Haiku is:

  • a simple vignette
  • captures a moment in time
  • a framed picture
  • a three line poem
  • 17 syllables total
  • 5 syllables in first and third lines
  • 7 syllables in middle line
  • suggests a season
  • uses strong vivid language
  • image is stronger than the verb

Haiku does not:

  • anthropomorphize
  • use flowery language
  • use "the" "a"
  • rhyme

Christina LaurieAward winning poet, Christina Laurie, has written hundreds of poems that have been published since 1976. A "master at haiku", as one reviewer acclaimed, her poems have appeared in magazines and periodicals in the US, Canada, England and Japan.

Born in Worcester, she raised a family in the Boston area and retired to Cape Cod, where she swims, golfs, bikes, and kayaks.

She is a retired minister and is a national officer in the National League of American Pen Women, Inc. (NLAPW), a national group of professional women artists, writers and musicians. She is a past president of both the Wellesley and Cape Cod branches of NLAPW. Author of three children's books, a memoir, a YA ghost story, and two biblical profile books, she is presently working on a murder mystery.

Seasons Rising: A Collection of Haiku is Christina Laurie’s second book
and first book of poetry.

Separated into the four seasons, the book is illustrated with beautiful duo-chrome photos, contributed by Lily Kuo,
set behind each haiku.
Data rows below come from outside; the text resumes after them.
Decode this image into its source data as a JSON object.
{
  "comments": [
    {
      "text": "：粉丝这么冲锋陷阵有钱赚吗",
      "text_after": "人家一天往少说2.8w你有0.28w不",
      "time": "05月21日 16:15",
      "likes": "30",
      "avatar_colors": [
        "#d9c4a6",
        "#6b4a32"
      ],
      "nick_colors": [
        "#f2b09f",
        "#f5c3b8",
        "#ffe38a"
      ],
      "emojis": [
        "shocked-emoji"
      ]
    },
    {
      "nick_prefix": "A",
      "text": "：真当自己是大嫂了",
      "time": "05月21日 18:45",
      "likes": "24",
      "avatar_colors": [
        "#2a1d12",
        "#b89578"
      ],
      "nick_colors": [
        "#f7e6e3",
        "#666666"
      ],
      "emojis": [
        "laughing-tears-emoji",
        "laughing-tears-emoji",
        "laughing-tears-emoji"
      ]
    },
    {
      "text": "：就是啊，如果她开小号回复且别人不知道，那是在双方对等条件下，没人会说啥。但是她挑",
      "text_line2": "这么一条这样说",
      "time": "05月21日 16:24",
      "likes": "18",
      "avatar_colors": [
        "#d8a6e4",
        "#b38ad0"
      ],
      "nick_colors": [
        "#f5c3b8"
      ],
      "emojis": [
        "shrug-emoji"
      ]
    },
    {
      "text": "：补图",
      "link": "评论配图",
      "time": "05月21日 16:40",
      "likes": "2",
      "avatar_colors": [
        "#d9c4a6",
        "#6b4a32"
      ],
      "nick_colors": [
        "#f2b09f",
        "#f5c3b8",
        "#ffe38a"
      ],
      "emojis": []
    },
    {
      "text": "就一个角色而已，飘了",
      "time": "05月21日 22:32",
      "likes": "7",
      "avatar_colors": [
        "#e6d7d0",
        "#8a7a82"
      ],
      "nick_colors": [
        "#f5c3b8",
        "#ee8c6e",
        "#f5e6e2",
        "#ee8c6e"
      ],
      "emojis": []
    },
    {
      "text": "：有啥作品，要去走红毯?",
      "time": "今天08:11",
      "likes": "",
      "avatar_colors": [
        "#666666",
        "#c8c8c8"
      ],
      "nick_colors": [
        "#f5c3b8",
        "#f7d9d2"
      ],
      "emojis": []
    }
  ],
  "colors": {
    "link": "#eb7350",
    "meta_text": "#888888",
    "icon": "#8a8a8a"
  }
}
To purchase a copy of "Seasons Rising"
email Christina visit her web site
or call (508) 540 0762